U.S. Strikes Target Taliban Home Base

KABUL, Afghanistan -- Striking the Taliban on home ground, U.S. warplanes pounded the area around the southern Afghan city of Kandahar Tuesday night for the second time in 12 hours. The remote northwestern city of Herat was also hard hit.

The raids ushered in a third straight night of air strikes by a U.S.-led coalition seeking to punish Afghanistan's rulers for sheltering Osama bin Laden, believed to have masterminded the devastating attacks four weeks ago on the World Trade Center and the Pentagon.

Raids the previous night in the capital, Kabul, killed four civilians working for a UN-affiliated mine-clearing agency -- the first confirmed civilian deaths of the air campaign.

In Washington, U.S. Defense Secretary Donald Rumsfeld said that the first two days of air strikes were so successful that U.S. and British warplanes can fly at all hours with minimal concern about air defense threats. "We believe we now are able to carry out operations more or less around the clock," Rumsfeld said.

The latest salvos blasted the outskirts of Herat, near the Iranian border.
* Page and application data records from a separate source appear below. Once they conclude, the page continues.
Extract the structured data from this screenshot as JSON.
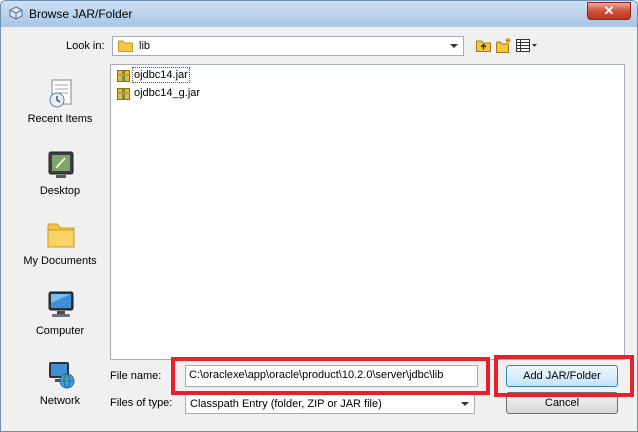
{
  "window": {
    "title": "Browse JAR/Folder",
    "close_label": "✕"
  },
  "lookin": {
    "label": "Look in:",
    "value": "lib"
  },
  "toolbar": {
    "icons": [
      "up-one-level-icon",
      "create-new-folder-icon",
      "view-menu-icon"
    ]
  },
  "places": [
    {
      "label": "Recent Items",
      "icon": "recent-items-icon"
    },
    {
      "label": "Desktop",
      "icon": "desktop-icon"
    },
    {
      "label": "My Documents",
      "icon": "my-documents-icon"
    },
    {
      "label": "Computer",
      "icon": "computer-icon"
    },
    {
      "label": "Network",
      "icon": "network-icon"
    }
  ],
  "files": [
    {
      "name": "ojdbc14.jar",
      "selected": true
    },
    {
      "name": "ojdbc14_g.jar",
      "selected": false
    }
  ],
  "filename": {
    "label": "File name:",
    "value": "C:\\oraclexe\\app\\oracle\\product\\10.2.0\\server\\jdbc\\lib"
  },
  "filetype": {
    "label": "Files of type:",
    "value": "Classpath Entry (folder, ZIP or JAR file)"
  },
  "buttons": {
    "add": "Add JAR/Folder",
    "cancel": "Cancel"
  },
  "colors": {
    "highlight": "#e8202a",
    "title_bar": "#b9d1ea",
    "folder": "#f5c542"
  }
}
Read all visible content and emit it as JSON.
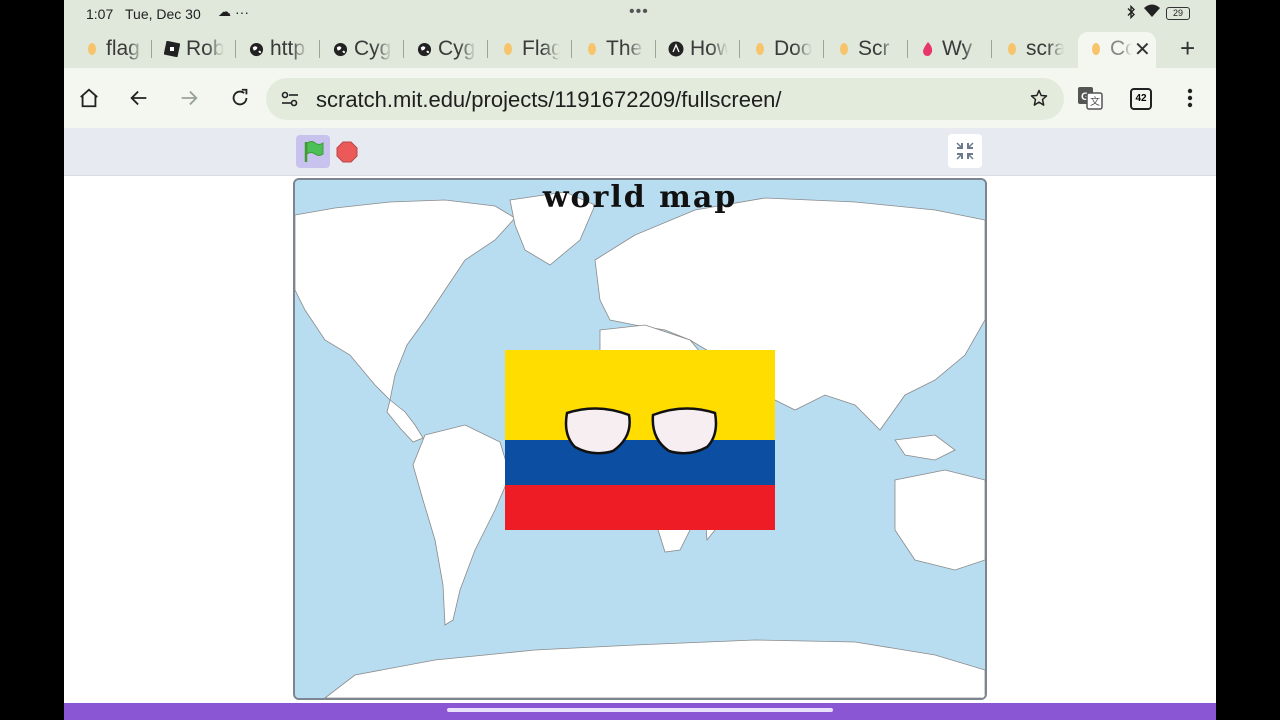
{
  "status_bar": {
    "time": "1:07",
    "date": "Tue, Dec 30",
    "more": "···",
    "center": "•••",
    "battery": "29"
  },
  "tabs": [
    {
      "label": "flag",
      "icon": "scratch-cat-icon"
    },
    {
      "label": "Rob",
      "icon": "roblox-icon"
    },
    {
      "label": "http",
      "icon": "globe-icon"
    },
    {
      "label": "Cyg",
      "icon": "globe-icon"
    },
    {
      "label": "Cyg",
      "icon": "globe-icon"
    },
    {
      "label": "Flag",
      "icon": "scratch-cat-icon"
    },
    {
      "label": "The",
      "icon": "scratch-cat-icon"
    },
    {
      "label": "How",
      "icon": "ai-icon"
    },
    {
      "label": "Doo",
      "icon": "scratch-cat-icon"
    },
    {
      "label": "Scr",
      "icon": "scratch-cat-icon"
    },
    {
      "label": "Wy",
      "icon": "fire-icon"
    },
    {
      "label": "scra",
      "icon": "scratch-cat-icon"
    }
  ],
  "active_tab": {
    "label": "Co",
    "icon": "scratch-cat-icon"
  },
  "omnibox": {
    "url": "scratch.mit.edu/projects/1191672209/fullscreen/"
  },
  "tab_count": "42",
  "stage": {
    "title": "world map"
  },
  "colors": {
    "flag_yellow": "#ffdd00",
    "flag_blue": "#0b4ea2",
    "flag_red": "#ee1c25",
    "ocean": "#b8dcf0",
    "scratch_purple": "#8a56d4"
  }
}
The airport was hit following unsuccessful cruise missile strikes in the area Monday night, Afghan officials said, speaking on condition of anonymity.
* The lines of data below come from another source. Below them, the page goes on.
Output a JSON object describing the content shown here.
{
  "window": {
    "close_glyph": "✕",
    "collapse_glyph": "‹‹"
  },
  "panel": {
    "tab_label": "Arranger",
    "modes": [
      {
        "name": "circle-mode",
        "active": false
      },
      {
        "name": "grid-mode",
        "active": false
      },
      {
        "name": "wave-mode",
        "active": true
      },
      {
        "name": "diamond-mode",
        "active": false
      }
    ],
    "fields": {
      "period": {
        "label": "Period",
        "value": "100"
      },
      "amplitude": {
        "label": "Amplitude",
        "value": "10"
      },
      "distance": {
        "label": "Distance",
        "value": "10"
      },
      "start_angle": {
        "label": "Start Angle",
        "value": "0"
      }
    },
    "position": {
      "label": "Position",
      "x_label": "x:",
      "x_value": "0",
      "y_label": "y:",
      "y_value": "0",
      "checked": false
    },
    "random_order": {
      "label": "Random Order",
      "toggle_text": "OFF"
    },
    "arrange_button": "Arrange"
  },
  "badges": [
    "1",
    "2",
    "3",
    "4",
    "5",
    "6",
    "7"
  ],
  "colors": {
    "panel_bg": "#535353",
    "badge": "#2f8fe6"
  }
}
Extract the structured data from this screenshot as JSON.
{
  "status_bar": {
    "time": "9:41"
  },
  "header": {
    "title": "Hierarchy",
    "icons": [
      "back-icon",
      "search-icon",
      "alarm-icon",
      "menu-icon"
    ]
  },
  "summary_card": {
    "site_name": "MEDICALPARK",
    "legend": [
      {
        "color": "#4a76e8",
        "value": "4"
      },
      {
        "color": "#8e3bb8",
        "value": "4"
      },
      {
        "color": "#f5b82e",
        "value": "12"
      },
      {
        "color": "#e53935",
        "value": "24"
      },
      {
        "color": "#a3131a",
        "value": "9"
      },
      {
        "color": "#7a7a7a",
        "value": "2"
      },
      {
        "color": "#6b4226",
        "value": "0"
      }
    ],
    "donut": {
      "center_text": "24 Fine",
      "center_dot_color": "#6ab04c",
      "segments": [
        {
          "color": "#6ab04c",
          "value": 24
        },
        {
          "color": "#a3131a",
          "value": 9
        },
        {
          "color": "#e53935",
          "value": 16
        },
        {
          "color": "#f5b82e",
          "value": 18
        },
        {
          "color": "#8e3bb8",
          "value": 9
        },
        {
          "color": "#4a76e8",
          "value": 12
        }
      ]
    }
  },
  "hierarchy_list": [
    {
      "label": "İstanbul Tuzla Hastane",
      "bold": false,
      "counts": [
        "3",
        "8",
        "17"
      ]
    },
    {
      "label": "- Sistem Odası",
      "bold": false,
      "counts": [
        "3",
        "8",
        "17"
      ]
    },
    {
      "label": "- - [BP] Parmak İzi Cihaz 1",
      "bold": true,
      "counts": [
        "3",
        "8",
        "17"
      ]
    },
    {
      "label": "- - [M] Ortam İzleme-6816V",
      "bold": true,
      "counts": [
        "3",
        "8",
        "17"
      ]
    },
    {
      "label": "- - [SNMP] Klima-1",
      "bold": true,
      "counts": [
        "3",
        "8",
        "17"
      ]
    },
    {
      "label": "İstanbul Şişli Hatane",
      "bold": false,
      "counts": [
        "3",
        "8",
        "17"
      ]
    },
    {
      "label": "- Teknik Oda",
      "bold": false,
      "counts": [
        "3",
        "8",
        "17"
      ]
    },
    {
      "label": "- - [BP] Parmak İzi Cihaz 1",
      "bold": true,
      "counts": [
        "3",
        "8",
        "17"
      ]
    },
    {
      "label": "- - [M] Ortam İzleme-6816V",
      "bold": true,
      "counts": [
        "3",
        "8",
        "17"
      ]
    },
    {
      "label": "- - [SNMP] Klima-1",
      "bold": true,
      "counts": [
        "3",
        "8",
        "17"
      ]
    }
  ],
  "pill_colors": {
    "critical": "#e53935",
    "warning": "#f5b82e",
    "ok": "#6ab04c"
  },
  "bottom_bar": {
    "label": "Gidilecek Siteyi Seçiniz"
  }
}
In Kabul, Taliban gunners opened up Tuesday night with heavy burst of anti-aircraft fire and the roar of jets could be heard overhead. However, there was no immediate indication of any bombing.

Taliban radio has been off the air since strikes the previous night wrecked transmission facilities, and the power has been cut every evening as strikes begin.
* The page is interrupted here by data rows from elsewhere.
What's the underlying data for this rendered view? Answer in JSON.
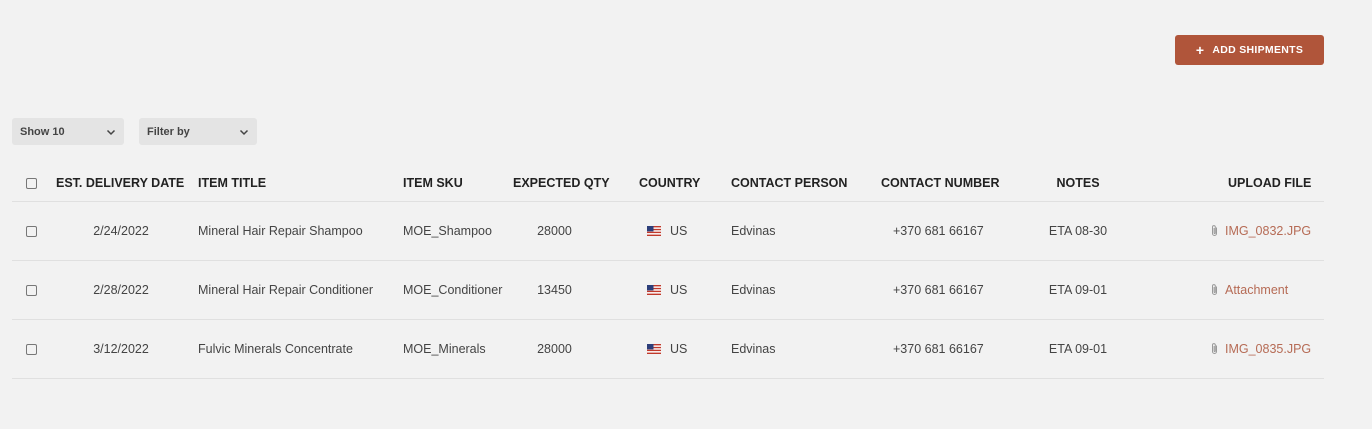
{
  "toolbar": {
    "add_button_label": "ADD SHIPMENTS",
    "add_button_color": "#b0553a",
    "show_dropdown": "Show 10",
    "filter_dropdown": "Filter by"
  },
  "table": {
    "columns": {
      "date": "EST. DELIVERY DATE",
      "title": "ITEM TITLE",
      "sku": "ITEM SKU",
      "qty": "EXPECTED QTY",
      "country": "COUNTRY",
      "contact": "CONTACT PERSON",
      "number": "CONTACT NUMBER",
      "notes": "NOTES",
      "upload": "UPLOAD FILE"
    },
    "rows": [
      {
        "date": "2/24/2022",
        "title": "Mineral Hair Repair Shampoo",
        "sku": "MOE_Shampoo",
        "qty": "28000",
        "country": "US",
        "contact": "Edvinas",
        "number": "+370 681 66167",
        "notes": "ETA 08-30",
        "file": "IMG_0832.JPG"
      },
      {
        "date": "2/28/2022",
        "title": "Mineral Hair Repair Conditioner",
        "sku": "MOE_Conditioner",
        "qty": "13450",
        "country": "US",
        "contact": "Edvinas",
        "number": "+370 681 66167",
        "notes": "ETA 09-01",
        "file": "Attachment"
      },
      {
        "date": "3/12/2022",
        "title": "Fulvic Minerals Concentrate",
        "sku": "MOE_Minerals",
        "qty": "28000",
        "country": "US",
        "contact": "Edvinas",
        "number": "+370 681 66167",
        "notes": "ETA 09-01",
        "file": "IMG_0835.JPG"
      }
    ]
  },
  "icons": {
    "plus": "plus-icon",
    "chevron": "chevron-down-icon",
    "flag": "us-flag-icon",
    "attachment": "paperclip-icon"
  },
  "colors": {
    "link": "#b66b55",
    "background": "#f2f2f2"
  }
}
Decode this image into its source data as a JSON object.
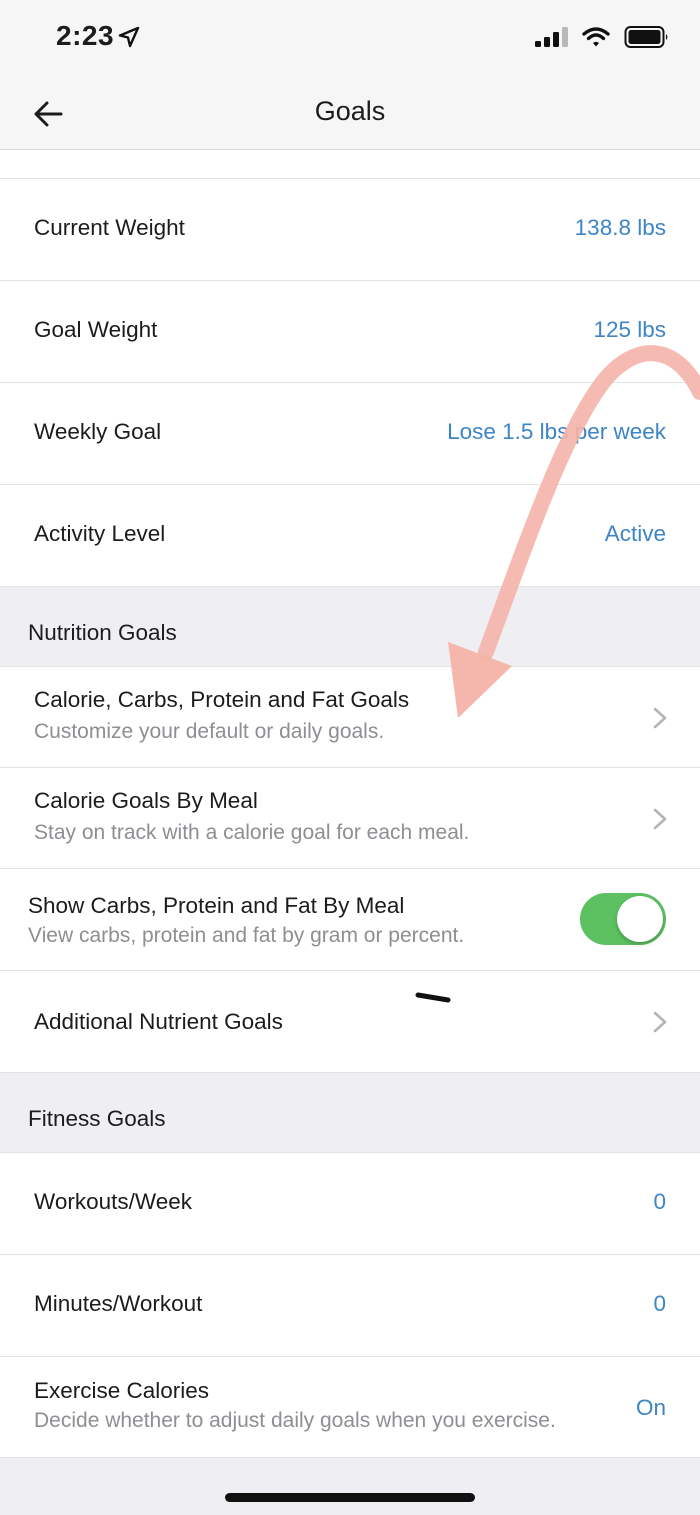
{
  "status_bar": {
    "time": "2:23"
  },
  "nav": {
    "title": "Goals"
  },
  "weight_goals": [
    {
      "label": "Current Weight",
      "value": "138.8 lbs"
    },
    {
      "label": "Goal Weight",
      "value": "125 lbs"
    },
    {
      "label": "Weekly Goal",
      "value": "Lose 1.5 lbs per week"
    },
    {
      "label": "Activity Level",
      "value": "Active"
    }
  ],
  "nutrition": {
    "header": "Nutrition Goals",
    "items": [
      {
        "label": "Calorie, Carbs, Protein and Fat Goals",
        "subtitle": "Customize your default or daily goals."
      },
      {
        "label": "Calorie Goals By Meal",
        "subtitle": "Stay on track with a calorie goal for each meal."
      }
    ],
    "toggle_item": {
      "label": "Show Carbs, Protein and Fat By Meal",
      "subtitle": "View carbs, protein and fat by gram or percent.",
      "enabled": true
    },
    "additional": {
      "label": "Additional Nutrient Goals"
    }
  },
  "fitness": {
    "header": "Fitness Goals",
    "items": [
      {
        "label": "Workouts/Week",
        "value": "0"
      },
      {
        "label": "Minutes/Workout",
        "value": "0"
      }
    ],
    "exercise": {
      "label": "Exercise Calories",
      "subtitle": "Decide whether to adjust daily goals when you exercise.",
      "value": "On"
    }
  },
  "colors": {
    "accent": "#3d85c6",
    "toggle_on": "#5dc161",
    "annotation_arrow": "#f4b2a8"
  },
  "icons": {
    "back": "arrow-left-icon",
    "chevron": "chevron-right-icon",
    "location": "location-arrow-icon"
  }
}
"Once again the dark storm is about to begin for us," said vegetable vendor Jamal Uddin, shutting down his shop as the lights went out Tuesday night. "We just sit in the dark, watching the sky, waiting to die."

Before the night's sorties began, the ruling Taliban said bin Laden was alive and well and still in the country. The Taliban also touted the fact that its supreme leader, Mullah Mohammed Omar, had so far escaped too, despite his home being repeatedly targeted.

The house, about 15 kilometers outside of Kandahar, came under attack again Tuesday night, said officials speaking on condition of anonymity. Mullah Omar was continuously contacting senior Taliban commanders by radio to assure them he was alive and in command, they said.

Afghan sources, contacted from Pakistan, said communications and air defenses at Kandahar airport had taken a beating. The sources said that U.S. aircraft had been flying almost continual sorties over Kandahar during the day Tuesday, presumably to determine what air defenses remain intact.

A Taliban soldier, reached by telephone at the Kandahar garrison after nightfall, said Taliban gunners were trying to hit the attacking aircraft, but they were flying too high.

The Taliban claimed Tuesday that dozens of people have been killed in the U.S.-led raids. There was no independent confirmation of that figure.

Abdul Salam Zaeef, the Taliban envoy to Pakistan, told CNN that bin Laden had survived the raids so far, and that the Taliban would not be handing him over. "He is alive, his health is very good, and he is in Afghanistan," the envoy said. Asked if the Taliban planned to hand him over, Zaeef replied: "No."

In daylight strikes Tuesday -- the first since the bombardment began -- areas near Kabul and Kandahar were hit. It was not clear whether the planes were American. However, the strikes in Kandahar would have been difficult for the rebel alliance fighting to dislodge the Taliban to carry out.

The Taliban held the United States responsible for the daytime raids.

Military spokesman Navy Captain Tim Taylor said officials would not comment on each individual strike because they are part of a "continuous operation."

Monday's sorties included five long-range bombers -- a pair of B-2 stealth bombers from the United States and three B-1Bs from the Indian Ocean island of Diego Garcia. They joined 10 strike planes launched from aircraft carriers in the Arabian Sea to deliver bombs and missiles against air defense and other military targets across Afghanistan.

n?A French journalist disguised as a woman was arrested Tuesday in eastern Afghanistan along with two Pakistani companions, a news agency and relatives of the Pakistanis said. The Afghan Islamic Press Paris Match said the reporter, Michel Peyrard of Paris Match, will be charged with espionage.